Jack Windham@wr_revealedAnalyst IDecember 25, 2010

Ted DiBiase
Ted DiBiase

Now that the smoke has cleared, it's easy to see that WWE failed miserably with the Legacy stable.

The point of a stable is to add a new twist to the main star and to elevate the other members of the group. Take Evolution, for example. Triple H gained more heel heat. Ric Flair became relevant again. Randy Orton and Batista found a vehicle to eventually become main event players. Everyone benefited from the pairing.

Legacy was supposed to have done the same thing as well.

Orton had grown stale and needed a change. Cody Rhodes and Ted DiBiase needed something to complement their marketability factor (being multi generation names). Legacy was supposed to enable them to scratch each other on the back.

Unfortunately, it failed.

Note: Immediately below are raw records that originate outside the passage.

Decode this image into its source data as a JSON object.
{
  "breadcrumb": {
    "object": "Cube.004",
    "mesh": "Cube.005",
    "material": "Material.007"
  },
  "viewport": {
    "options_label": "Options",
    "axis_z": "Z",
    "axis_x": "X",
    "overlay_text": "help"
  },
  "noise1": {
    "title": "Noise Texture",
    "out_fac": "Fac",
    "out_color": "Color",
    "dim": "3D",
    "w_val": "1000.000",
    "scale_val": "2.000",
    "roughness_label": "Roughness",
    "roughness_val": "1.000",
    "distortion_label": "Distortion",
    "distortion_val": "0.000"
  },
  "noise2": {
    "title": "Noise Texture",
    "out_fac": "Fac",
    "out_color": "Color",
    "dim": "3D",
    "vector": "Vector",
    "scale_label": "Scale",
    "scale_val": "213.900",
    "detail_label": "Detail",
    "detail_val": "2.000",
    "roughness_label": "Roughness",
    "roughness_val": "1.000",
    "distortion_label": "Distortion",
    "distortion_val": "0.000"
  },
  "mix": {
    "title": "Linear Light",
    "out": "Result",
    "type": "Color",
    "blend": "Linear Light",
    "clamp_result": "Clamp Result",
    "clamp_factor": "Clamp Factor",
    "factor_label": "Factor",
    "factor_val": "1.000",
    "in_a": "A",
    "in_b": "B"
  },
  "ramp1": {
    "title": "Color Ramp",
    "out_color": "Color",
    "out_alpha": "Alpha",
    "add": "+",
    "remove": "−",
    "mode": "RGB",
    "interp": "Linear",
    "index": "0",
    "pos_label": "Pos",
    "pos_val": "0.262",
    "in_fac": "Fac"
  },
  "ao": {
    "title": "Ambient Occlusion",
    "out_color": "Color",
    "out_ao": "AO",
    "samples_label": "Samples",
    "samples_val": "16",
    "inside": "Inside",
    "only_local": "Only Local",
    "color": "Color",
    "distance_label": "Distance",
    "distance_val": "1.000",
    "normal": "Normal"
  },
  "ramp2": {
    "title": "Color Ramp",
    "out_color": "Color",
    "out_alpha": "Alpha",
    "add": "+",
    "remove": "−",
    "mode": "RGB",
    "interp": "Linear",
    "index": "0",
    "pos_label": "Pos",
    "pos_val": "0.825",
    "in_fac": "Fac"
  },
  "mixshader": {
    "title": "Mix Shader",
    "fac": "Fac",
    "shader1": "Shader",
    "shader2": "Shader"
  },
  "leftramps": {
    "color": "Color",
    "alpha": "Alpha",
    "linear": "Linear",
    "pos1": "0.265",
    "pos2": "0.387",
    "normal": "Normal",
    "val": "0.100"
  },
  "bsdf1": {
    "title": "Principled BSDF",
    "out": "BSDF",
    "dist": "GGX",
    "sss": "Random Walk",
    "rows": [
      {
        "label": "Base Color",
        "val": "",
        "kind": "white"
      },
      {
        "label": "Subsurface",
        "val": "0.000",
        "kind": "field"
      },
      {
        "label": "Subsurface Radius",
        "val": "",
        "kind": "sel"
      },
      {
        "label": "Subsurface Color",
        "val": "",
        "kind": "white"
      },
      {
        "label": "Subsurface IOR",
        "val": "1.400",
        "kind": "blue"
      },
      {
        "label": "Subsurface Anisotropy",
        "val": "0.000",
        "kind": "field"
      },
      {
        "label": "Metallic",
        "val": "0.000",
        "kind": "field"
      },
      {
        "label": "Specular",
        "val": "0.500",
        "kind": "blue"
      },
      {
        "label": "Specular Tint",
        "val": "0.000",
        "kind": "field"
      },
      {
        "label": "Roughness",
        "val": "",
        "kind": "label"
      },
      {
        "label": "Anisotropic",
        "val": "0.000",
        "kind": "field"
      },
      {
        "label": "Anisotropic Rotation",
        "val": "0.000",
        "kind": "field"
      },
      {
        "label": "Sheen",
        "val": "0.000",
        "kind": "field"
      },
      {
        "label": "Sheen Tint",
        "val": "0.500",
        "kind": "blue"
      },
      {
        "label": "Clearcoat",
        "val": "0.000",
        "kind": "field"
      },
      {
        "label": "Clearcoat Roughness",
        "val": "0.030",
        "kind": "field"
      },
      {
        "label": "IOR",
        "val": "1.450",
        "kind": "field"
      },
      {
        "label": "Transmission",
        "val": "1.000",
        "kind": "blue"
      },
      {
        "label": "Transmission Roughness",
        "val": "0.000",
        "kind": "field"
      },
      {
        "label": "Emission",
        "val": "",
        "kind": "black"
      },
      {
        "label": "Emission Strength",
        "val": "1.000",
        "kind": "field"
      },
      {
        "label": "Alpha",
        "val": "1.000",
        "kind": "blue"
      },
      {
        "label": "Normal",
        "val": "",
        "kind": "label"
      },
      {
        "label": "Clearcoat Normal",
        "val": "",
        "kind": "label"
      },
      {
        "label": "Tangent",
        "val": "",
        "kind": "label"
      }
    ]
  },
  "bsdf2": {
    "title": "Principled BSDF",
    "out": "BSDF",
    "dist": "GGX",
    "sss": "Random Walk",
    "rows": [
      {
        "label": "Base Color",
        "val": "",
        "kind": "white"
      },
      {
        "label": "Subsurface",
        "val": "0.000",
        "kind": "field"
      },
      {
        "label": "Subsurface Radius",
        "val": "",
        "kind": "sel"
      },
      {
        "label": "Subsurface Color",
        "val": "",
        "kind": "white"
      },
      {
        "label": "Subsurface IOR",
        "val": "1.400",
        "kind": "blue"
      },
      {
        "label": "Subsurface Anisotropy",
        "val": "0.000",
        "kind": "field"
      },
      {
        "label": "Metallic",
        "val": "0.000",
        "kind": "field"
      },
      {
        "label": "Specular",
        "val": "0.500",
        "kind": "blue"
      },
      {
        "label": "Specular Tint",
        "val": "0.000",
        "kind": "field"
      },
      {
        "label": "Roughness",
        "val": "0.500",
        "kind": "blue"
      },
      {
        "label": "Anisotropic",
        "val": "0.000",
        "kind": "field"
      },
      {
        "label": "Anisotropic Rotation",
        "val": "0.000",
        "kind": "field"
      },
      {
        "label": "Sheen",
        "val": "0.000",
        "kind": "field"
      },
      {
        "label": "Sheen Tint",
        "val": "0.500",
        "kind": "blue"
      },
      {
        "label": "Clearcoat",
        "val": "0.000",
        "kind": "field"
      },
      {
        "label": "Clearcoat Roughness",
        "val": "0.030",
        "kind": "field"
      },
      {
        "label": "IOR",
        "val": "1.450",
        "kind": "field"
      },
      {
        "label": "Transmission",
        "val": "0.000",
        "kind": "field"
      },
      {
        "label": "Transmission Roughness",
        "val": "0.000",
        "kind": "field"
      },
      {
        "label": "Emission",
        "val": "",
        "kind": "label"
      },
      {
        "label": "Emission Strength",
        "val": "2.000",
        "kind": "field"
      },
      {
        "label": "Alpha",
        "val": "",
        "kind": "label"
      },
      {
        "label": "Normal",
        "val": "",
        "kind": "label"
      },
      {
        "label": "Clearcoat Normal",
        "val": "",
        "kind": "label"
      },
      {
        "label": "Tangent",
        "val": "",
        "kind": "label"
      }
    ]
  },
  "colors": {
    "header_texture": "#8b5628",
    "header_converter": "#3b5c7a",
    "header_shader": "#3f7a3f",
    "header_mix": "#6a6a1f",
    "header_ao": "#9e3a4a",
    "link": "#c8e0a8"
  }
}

The only person that benefited from the stable was the guy that needed it the least - Orton. He was already a main event performer, but with some helping hands, he was able to maintain a spot up there without resentment from the audience. That gave the creative department time to come up with a new twist in his character that we currently see.

Rhodes and DiBiase, however, have fallen back down to earth. Neither guy has accomplished much since Legacy disbanded. Rhodes has potential because of his superb and underrated mic skills, but it's still hard to envision him as a future world champion. DiBiase was given the future world champion label almost immediately upon his debut, but his lackluster performance thus far on Raw have been quite discouraging.

In conclusion, Legacy was a wasted opportunity.